  • Awkward or poorly written content.
  • Embedding text in images and videos for textual content: users may want to copy and paste the text and search engines can’t read it.
  • Dumping large amounts of text on varying topics onto a page without paragraph, subheading, or layout separation.
  • Rehashing (or even copying) existing content that will bring little extra value to users.
  • Having duplicate or near-duplicate versions of your content across your site.
  • Inserting numerous unnecessary keywords aimed at search engines but are annoying or nonsensical to users.
  • Having blocks of text like “frequent misspellings used to reach this page” that add little value for users.
  • Deceptively hiding text from users, but displaying it to search engines.
  • Providing insufficient content for the purpose of the page.
  • Putting distracting advertisements on your pages.
  • Writing generic anchor text like “page”, “article”, or “click here”.
  • Using text that is off-topic or has no relation to the content of the page linked to.
  • Using the page’s URL as the anchor text in most cases, although there are certainly legitimate uses of this, such as promoting or referencing a new website’s address.
  • Writing long anchor text, such as a lengthy sentence or short paragraph of text.
  • Using CSS or text styling that make links look just like regular text.
  • Using excessively keyword-filled or lengthy anchor text just for search engines.
  • Creating unnecessary links that don’t help with the user’s navigation of the site.
  • Using CSS to display images that you want us to index.
  • Using generic filenames like image1.jpg, pic.gif, 1.jpg when possible—if your site has thousands of images you might want to consider automating the naming of the images.
  • Writing extremely lengthy filenames.
  • Stuffing keywords into alt text or copying and pasting entire sentences.

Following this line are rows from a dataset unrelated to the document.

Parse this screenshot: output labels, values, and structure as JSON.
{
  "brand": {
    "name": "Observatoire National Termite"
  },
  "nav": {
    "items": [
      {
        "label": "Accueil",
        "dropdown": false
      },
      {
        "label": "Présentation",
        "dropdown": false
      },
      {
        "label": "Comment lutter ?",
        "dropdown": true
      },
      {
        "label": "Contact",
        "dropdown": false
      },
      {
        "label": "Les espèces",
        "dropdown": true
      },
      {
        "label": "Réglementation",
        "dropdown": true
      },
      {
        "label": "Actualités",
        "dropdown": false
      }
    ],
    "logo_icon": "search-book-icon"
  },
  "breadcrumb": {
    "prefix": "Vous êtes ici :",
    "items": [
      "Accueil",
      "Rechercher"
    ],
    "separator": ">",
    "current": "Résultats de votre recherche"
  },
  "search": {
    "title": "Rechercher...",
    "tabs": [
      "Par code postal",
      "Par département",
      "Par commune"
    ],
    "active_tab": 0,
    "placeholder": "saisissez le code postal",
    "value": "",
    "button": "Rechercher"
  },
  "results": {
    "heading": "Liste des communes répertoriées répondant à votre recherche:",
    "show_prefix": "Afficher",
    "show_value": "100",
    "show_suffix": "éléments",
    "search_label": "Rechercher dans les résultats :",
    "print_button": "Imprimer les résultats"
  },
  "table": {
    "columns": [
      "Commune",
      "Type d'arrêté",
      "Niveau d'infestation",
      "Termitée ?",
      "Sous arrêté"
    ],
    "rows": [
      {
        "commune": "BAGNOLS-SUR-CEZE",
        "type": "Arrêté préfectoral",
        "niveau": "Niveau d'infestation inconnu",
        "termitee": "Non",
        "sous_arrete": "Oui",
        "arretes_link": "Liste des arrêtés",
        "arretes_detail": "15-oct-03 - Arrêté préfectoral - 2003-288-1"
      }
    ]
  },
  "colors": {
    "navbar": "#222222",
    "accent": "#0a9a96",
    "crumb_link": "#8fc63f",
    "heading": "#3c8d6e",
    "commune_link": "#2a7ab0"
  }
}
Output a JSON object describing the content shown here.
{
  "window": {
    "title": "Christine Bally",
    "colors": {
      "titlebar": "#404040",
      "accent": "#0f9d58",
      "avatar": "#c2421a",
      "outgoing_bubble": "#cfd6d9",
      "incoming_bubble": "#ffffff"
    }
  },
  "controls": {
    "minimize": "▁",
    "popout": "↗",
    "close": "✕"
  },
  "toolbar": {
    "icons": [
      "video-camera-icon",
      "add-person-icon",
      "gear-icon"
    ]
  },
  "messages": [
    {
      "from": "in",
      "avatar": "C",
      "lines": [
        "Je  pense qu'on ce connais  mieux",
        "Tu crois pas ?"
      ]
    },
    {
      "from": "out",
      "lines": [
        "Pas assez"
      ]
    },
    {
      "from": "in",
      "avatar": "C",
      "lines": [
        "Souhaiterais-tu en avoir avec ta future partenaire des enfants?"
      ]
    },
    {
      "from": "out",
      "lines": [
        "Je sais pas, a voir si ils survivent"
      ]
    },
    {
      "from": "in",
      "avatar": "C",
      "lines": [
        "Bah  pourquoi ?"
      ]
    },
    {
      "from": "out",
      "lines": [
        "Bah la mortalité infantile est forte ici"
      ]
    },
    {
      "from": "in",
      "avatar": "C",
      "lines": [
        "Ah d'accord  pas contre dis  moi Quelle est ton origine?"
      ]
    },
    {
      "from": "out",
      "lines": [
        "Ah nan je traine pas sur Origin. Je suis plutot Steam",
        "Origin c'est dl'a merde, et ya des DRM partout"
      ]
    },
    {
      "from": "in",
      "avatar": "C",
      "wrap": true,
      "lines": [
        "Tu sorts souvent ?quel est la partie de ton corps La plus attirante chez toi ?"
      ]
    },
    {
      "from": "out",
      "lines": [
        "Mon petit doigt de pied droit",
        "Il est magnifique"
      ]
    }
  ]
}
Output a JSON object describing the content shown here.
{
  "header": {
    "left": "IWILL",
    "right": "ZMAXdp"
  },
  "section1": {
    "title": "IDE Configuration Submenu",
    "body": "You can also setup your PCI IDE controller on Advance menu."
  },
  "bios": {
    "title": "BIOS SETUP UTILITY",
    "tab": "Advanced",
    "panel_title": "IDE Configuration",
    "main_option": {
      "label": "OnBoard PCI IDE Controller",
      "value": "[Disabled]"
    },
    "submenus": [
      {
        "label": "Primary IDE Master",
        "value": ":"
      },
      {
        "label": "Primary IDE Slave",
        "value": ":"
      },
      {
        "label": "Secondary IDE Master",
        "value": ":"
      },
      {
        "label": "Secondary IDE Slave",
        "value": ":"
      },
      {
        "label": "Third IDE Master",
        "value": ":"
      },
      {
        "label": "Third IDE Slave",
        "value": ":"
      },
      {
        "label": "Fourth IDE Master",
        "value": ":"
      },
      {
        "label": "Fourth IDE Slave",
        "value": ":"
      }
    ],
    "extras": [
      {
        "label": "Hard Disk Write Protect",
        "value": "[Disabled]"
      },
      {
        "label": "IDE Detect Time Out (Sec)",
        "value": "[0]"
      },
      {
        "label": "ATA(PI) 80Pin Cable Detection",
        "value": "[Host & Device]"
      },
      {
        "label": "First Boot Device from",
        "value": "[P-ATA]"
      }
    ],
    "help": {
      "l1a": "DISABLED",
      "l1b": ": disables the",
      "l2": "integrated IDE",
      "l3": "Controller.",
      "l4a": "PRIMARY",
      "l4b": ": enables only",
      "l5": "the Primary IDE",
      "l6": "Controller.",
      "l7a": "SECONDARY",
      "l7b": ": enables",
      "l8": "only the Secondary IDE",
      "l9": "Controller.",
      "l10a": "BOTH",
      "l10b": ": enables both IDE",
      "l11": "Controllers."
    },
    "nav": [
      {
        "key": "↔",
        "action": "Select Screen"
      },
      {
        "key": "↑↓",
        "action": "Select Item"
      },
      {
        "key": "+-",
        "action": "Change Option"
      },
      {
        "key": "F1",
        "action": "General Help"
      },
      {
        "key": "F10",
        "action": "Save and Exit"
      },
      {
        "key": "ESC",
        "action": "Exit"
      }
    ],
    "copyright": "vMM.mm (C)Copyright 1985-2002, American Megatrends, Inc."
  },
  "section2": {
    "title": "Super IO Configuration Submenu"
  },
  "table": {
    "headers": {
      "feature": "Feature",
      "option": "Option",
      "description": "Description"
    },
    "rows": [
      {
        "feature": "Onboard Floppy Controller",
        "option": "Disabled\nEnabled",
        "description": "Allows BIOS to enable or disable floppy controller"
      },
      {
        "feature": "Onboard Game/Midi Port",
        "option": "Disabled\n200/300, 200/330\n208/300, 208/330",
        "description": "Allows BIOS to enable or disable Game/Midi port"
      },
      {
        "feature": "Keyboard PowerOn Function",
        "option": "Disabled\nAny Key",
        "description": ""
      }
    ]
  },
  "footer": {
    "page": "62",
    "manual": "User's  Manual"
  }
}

  • Writing excessively long alt text that would be considered spammy.
  • Using only image links for your site’s navigation.
  • Attempting to promote each new, small piece of content you create; go for big, interesting items.
  • Involving your site in schemes where your content is artificially promoted to the top of these services.
  • Spamming link requests out to all sites related to your topic area.
  • Purchasing links from another site with the aim of getting PageRank.